Photo: Mike CameronThe other part of the Coda processing is the Aptomizer, controlled with its own button. The Aptomizer automatically adjusts the input level of the A-D, based on an analysis of the peak levels during a 'learning' period (activated by holding the Aptomizer button down). The system aims to get peaks within half a decibel of clipping — which is closer than I would normally aim for when manually setting up peak levels. With controlled and predictable material (for example commercial CDs or broadcast radio signals) the system works well in practice, giving a very 'hot' output level. However, it can be caught out by material with unpredictable transient peaks if the learning period doesn't include any. Consequently, if you use the Aptomizer it might also be sensible to employ the Soft Limit function — although it is possible to adjust the Aptomizer level through an associated Trim mode, should you feel the need for a tad more headroom.

The Aptomizer does more than just alter the A-D input level. It also adjusts the output levels from the D-A to maintain unity gain through the unit. In some circumstances this is very convenient — for example, if you are trying to patch an external analogue signal processor into a digital signal path, or connecting an external analogue recorder to a DAW system for mastering. However, there are probably just as many situations where this automatic realignment of the D-A output level would be rather frustrating!

The one that got me was while using the D-A to feed a monitoring chain at the same time as using the A-D to feed different analogue sources into a DAW. This is likely to be a very common working arrangement, and one in which the D-A alignment must not change. However, if you use the Aptomizer to set the A-D conversion level automatically, it will mess up your monitoring reference level in the process. Currently there is no way of isolating the Aptomizer's control over the D-A, which I feel is a significant shortcoming. Hopefully a future software upgrade will address this problem, but until then you'll have to ignore the Aptomizer function and rely on manual adjustment of the A-D input levels instead in such circumstances.
In Use

The Rosetta 200 represents a significant operational improvement on the PSX100, and the sound quality is better too, although by a smaller margin than I had expected. Comparing the Rosetta directly against the Benchmark DAC1 and ADC1, as well as a PSX100, the more expensive Benchmarks revealed only a very slight veiling of the extreme high end, and a touch of 'dryness' at very low frequencies. Image width and depth seemed comparable, as was the general resolution and neutrality.

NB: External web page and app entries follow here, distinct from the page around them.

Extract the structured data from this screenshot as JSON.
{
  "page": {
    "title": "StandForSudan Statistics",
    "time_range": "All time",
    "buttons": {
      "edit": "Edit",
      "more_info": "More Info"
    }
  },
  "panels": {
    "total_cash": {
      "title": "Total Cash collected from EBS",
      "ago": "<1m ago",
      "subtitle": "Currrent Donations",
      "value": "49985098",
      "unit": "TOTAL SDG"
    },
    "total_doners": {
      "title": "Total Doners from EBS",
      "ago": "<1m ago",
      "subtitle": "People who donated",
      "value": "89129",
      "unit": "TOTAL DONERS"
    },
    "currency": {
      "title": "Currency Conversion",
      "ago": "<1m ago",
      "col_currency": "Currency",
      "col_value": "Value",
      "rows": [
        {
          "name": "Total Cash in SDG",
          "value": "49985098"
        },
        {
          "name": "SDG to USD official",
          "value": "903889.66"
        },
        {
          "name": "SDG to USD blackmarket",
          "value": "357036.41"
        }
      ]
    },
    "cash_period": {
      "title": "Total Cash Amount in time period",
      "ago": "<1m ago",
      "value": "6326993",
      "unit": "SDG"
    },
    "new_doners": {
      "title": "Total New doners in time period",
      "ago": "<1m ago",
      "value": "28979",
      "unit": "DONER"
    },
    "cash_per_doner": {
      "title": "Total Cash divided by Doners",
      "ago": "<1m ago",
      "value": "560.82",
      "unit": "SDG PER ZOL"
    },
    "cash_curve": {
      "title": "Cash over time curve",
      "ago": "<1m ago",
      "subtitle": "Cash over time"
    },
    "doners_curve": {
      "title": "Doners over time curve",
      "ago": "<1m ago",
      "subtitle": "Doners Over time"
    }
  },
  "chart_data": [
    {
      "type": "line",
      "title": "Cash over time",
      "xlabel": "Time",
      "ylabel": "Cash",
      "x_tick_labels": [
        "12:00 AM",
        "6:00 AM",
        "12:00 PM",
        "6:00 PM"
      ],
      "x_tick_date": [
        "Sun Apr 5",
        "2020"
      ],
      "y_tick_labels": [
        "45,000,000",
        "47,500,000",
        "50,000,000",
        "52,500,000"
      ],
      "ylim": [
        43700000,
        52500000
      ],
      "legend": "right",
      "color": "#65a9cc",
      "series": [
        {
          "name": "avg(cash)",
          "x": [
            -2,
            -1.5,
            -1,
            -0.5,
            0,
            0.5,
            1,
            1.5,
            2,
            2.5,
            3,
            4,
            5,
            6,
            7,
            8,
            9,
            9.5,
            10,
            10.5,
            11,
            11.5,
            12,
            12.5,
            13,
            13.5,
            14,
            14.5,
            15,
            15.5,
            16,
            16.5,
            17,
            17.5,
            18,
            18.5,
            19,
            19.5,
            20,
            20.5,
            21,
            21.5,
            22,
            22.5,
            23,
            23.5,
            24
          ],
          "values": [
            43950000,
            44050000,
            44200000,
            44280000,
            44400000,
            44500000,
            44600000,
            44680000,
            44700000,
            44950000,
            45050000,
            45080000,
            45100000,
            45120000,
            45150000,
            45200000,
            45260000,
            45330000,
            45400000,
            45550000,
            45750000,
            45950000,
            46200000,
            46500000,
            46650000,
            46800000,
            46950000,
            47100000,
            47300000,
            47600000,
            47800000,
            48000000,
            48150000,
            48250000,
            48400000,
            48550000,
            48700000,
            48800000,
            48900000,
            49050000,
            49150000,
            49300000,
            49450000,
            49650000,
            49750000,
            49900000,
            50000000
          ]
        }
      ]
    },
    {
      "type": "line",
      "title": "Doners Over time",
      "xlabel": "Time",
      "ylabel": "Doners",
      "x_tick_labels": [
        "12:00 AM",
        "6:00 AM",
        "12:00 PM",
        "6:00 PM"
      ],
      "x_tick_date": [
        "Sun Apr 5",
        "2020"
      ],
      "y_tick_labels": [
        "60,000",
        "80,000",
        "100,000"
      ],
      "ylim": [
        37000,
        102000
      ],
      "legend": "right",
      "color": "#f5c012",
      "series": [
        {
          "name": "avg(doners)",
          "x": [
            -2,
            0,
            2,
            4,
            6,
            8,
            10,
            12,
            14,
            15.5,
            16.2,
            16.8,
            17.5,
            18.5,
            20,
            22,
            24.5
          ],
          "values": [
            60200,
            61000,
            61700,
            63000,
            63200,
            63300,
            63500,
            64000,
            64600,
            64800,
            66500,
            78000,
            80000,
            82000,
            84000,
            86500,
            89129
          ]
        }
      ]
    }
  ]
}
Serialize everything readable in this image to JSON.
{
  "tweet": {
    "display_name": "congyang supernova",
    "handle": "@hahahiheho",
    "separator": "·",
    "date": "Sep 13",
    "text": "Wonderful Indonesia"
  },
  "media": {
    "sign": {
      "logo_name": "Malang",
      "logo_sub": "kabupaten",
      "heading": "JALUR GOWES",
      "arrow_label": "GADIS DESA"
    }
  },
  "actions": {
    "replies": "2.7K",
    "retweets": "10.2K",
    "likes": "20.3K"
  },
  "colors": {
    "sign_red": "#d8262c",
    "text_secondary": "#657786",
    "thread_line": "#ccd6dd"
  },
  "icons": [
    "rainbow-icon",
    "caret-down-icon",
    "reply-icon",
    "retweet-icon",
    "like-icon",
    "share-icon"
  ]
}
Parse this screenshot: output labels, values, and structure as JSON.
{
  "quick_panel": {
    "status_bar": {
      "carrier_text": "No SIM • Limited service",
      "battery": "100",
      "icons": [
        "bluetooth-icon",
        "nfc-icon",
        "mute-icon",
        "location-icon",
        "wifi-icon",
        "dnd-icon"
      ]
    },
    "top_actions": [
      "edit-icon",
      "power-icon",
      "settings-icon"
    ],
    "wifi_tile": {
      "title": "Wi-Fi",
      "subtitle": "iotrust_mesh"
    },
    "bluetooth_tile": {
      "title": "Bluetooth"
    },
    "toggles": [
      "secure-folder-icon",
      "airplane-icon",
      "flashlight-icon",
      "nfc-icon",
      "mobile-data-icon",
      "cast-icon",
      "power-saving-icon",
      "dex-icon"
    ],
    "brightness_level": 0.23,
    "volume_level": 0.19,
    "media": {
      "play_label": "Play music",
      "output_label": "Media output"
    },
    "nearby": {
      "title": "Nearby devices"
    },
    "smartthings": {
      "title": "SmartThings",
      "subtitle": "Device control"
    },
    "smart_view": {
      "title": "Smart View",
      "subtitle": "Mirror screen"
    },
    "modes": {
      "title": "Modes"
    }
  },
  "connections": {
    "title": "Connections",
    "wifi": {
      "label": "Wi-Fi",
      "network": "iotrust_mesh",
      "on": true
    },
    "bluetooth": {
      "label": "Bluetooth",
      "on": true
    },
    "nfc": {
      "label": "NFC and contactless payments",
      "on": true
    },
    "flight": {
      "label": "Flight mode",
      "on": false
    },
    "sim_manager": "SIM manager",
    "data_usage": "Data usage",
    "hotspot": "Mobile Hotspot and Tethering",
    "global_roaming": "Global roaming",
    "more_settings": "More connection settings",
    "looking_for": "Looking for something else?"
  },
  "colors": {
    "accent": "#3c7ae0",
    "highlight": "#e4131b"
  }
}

I have some reservations about the Aptomizer feature — specifically the inability to restrict its action to the A-D only — but the sample-rate and format conversion facilities are excellent, and the Rosetta turns in a very creditable performance indeed. If you are looking for a simple A-D and D-A, there are more cost-effective solutions around, but if you value the ability to interface multiple sources, feed multiple destinations, and convert digital signal formats, resolutions, and sample rates, the Rosetta 200 is probably the investment you have been looking for.